  • physical safety (including supervision; sleep procedures; accidents; medication; hygiene; excursion policies and procedures)

  • suitable staffing (including qualification levels; police vetting; teacher registration; ratios)

  • evacuation procedures and practices for fire and earthquake.

All early childhood services are required to promote children's health and safety and to regularly review their compliance with legal requirements.

Next ERO Review

When is ERO likely to review the service again?

The next ERO review of Aratupu Preschool and Nursery will be in three years.

Dr Lesley Patterson

Deputy Chief Review Officer Southern/Te Waipounamu

27 January 2017 

The Purpose of ERO Reports

The Education Review Office (ERO) is the government department that, as part of its work, reviews early childhood services throughout Aotearoa New Zealand. ERO’s reports provide information for parents and communities about each service’s strengths and next steps for development. ERO’s bicultural evaluation framework Ngā Pou Here is described in SECTION 3 of this report. Early childhood services are partners in the review process and are expected to make use of the review findings to enhance children's wellbeing and learning.

2 Information about the Early Childhood Service

Location

Christchurch

Ministry of Education profile number

70407

Licence type

Education & Care Service

Licensed under

Education (Early Childhood Services) Regulations 2008

Number licensed for

38 children, including up to 8 aged under two

Service roll

53

Gender composition

Boys 27; Girls 26

Ethnic composition

Māori

Pākehā

Samoan

Tongan

Other ethnicities

19

28

2

1

3

Percentage of qualified teachers 0-49% 50-79% 80%+ Based on funding rates

80% +

Reported ratios of staff to children

Under 2

1:4

Better than minimum requirements

Over 2

1:10

Better than minimum requirements

Review team on site

November 2016

Date of this report

27 January 2017

Most recent ERO reports

Education Review

March 2013

Education Review

April 2010

Education Review

April 2007

3 General Information about Early Childhood Reviews

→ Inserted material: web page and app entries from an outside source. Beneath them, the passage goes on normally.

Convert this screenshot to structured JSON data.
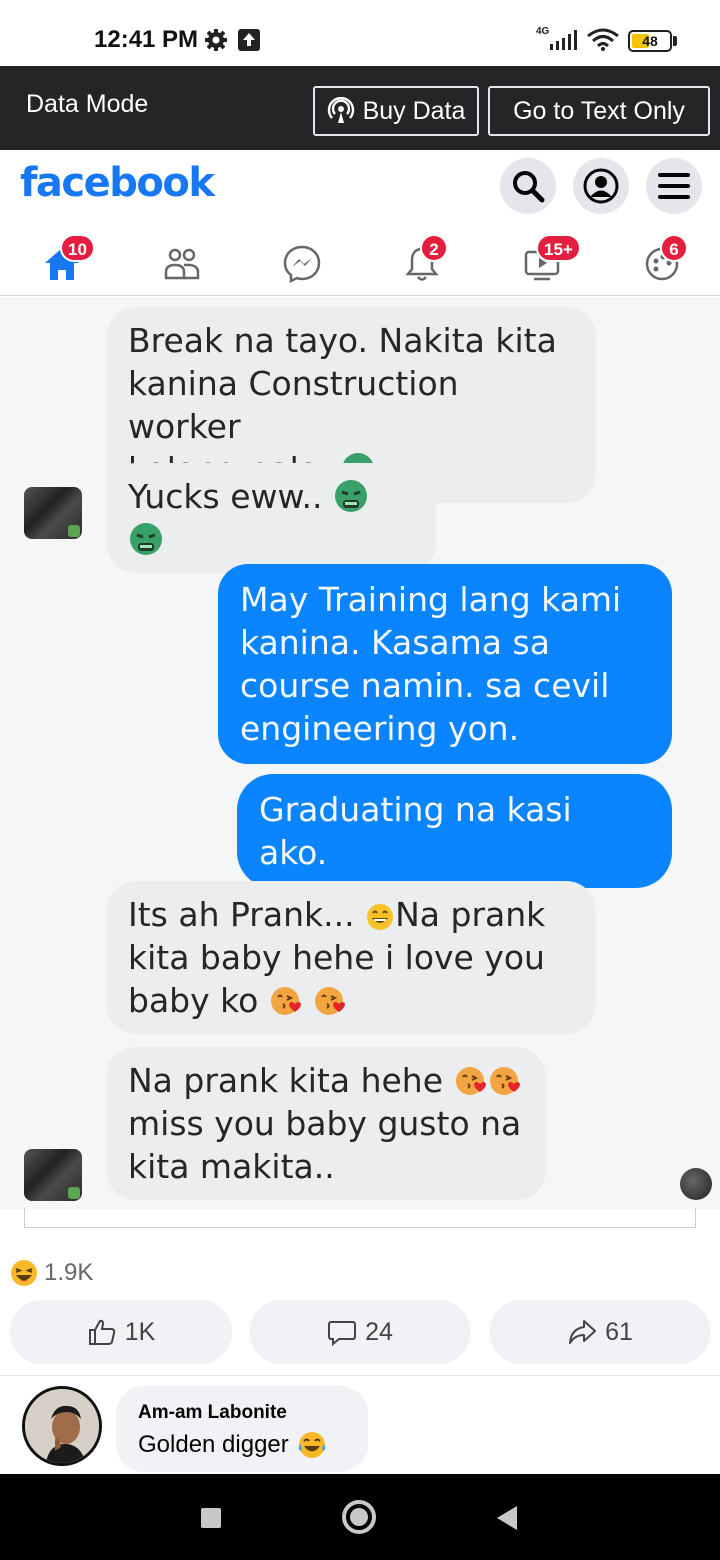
{
  "status_bar": {
    "time": "12:41 PM",
    "network": "4G",
    "battery": "48",
    "battery_level": 0.48
  },
  "data_banner": {
    "label": "Data Mode",
    "buy_data": "Buy Data",
    "text_only": "Go to Text Only"
  },
  "header": {
    "logo": "facebook",
    "brand_color": "#1877f2"
  },
  "nav": {
    "home_badge": "10",
    "notifications_badge": "2",
    "video_badge": "15+",
    "gaming_badge": "6",
    "icons": [
      "home-icon",
      "friends-icon",
      "messenger-icon",
      "bell-icon",
      "video-icon",
      "gaming-icon"
    ]
  },
  "conversation": {
    "msg1": [
      "Break na tayo. Nakita kita",
      "kanina Construction worker",
      "kalang pala."
    ],
    "msg2": "Yucks eww..",
    "msg3": [
      "May Training lang kami",
      "kanina. Kasama sa",
      "course namin. sa cevil",
      "engineering yon."
    ],
    "msg4": "Graduating na kasi ako.",
    "msg5a": "Its ah Prank...",
    "msg5b": "Na prank",
    "msg5c": "kita baby hehe i love you",
    "msg5d": "baby ko",
    "msg6a": "Na prank kita hehe",
    "msg6b": "miss you baby gusto na",
    "msg6c": "kita makita.."
  },
  "post": {
    "reactions": "1.9K",
    "likes": "1K",
    "comments": "24",
    "shares": "61"
  },
  "comment": {
    "author": "Am-am Labonite",
    "text": "Golden digger"
  }
}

ERO’s Evaluation Framework

ERO’s overarching question for an early childhood education review is ‘How well placed is this service to promote positive learning outcomes for children?’ ERO focuses on the following factors as described in the bicultural framework Ngā Pou Here:

Pou Whakahaere – how the service determines its vision, philosophy and direction to ensure positive outcomes for children

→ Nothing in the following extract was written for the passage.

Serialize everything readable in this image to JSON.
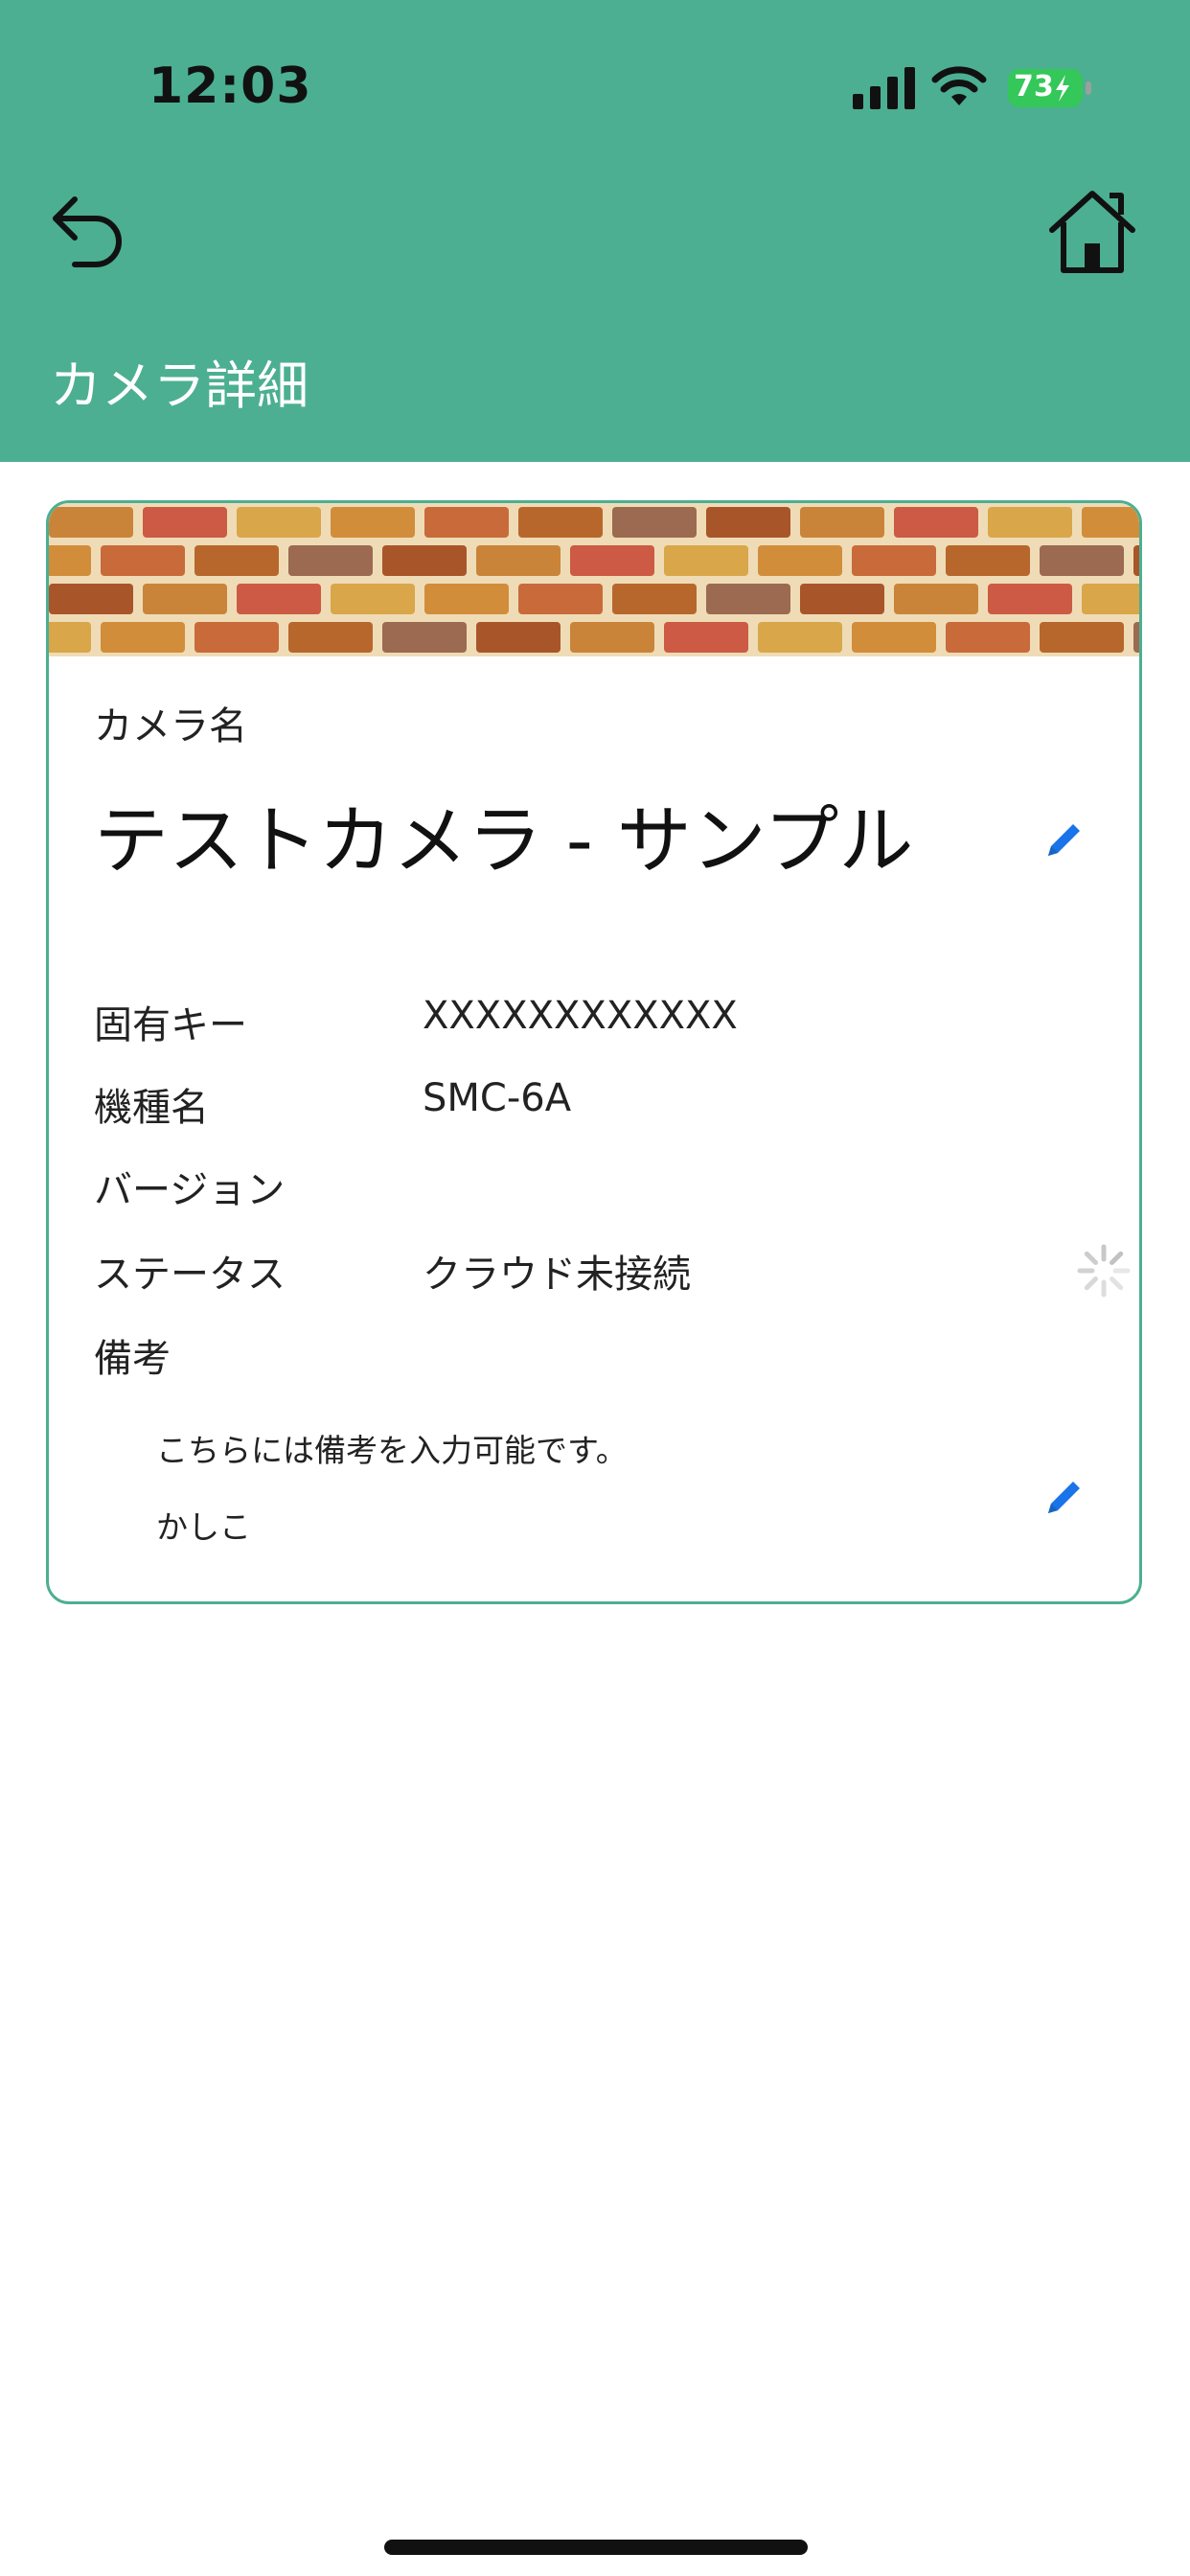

Pou Ārahi – how leadership is enacted to enhance positive outcomes for children

Mātauranga – whose knowledge is valued and how the curriculum is designed to achieve positive outcomes for children

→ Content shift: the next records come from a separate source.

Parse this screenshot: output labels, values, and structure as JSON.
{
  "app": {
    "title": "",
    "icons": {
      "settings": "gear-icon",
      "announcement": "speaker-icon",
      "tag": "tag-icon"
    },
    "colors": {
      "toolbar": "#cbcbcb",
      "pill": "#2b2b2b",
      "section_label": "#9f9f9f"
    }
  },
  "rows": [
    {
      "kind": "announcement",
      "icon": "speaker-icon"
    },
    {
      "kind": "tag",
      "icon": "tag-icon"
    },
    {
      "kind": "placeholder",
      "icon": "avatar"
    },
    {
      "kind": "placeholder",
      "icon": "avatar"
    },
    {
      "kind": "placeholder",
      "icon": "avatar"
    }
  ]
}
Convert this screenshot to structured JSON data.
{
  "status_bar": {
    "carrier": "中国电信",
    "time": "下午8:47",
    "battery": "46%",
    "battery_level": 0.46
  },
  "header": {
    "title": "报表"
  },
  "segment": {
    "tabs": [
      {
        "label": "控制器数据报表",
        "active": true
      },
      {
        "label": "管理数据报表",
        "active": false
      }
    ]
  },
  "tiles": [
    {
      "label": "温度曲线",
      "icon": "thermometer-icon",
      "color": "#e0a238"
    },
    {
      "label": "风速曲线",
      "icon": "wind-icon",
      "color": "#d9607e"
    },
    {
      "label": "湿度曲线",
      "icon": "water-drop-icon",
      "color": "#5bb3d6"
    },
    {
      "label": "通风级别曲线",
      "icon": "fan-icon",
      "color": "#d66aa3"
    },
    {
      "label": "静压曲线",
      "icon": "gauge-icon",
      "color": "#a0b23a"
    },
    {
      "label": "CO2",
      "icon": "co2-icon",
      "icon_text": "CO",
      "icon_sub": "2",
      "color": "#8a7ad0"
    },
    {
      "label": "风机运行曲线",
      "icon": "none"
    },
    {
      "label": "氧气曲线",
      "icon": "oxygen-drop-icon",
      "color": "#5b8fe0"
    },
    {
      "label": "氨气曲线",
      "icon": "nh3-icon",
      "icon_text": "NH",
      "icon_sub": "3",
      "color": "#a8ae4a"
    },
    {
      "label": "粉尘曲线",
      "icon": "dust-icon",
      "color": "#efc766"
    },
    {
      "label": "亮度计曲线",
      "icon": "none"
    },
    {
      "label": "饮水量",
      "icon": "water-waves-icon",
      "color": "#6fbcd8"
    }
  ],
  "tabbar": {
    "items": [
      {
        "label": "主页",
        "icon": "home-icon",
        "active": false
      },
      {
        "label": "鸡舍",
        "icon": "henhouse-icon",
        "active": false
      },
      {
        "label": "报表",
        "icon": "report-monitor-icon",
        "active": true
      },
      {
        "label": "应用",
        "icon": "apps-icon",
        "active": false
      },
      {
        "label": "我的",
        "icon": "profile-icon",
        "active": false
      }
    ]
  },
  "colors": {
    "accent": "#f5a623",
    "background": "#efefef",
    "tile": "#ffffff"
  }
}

Tikanga whakaako – how approaches to teaching and learning respond to diversity and support positive outcomes for children.

Within these areas ERO considers the effectiveness of arotake – self review and of whanaungatanga – partnerships with parents and whānau.

ERO evaluates how well placed a service is to sustain good practice and make ongoing improvements for the benefit of all children at the service.

A focus for the government is that all children, especially priority learners, have an opportunity to benefit from quality early childhood education. ERO will report on how well each service promotes positive outcomes for all children, with a focus on children who are Māori, Pacific, have diverse needs, and are up to the age of two.

For more information about the framework and Ngā Pou Here refer to ERO’s Approach to Review in Early Childhood Services.

ERO’s Overall Judgement and Next Review

The overall judgement that ERO makes and the timing of the next review will depend on how well placed a service is to promote positive learning outcomes for children. The categories are:

  • Very well placed – The next ERO review in four years
  • Well placed – The next ERO review in three years
  • Requires further development – The next ERO review within two years
  • Not well placed - The next ERO review in consultation with the Ministry of Education

ERO has developed criteria for each category. These are available on ERO’s website.

Review Coverage

ERO reviews are tailored to each service’s context and performance, within the overarching review framework. The aim is to provide information on aspects that are central to positive outcomes for children and useful to the service.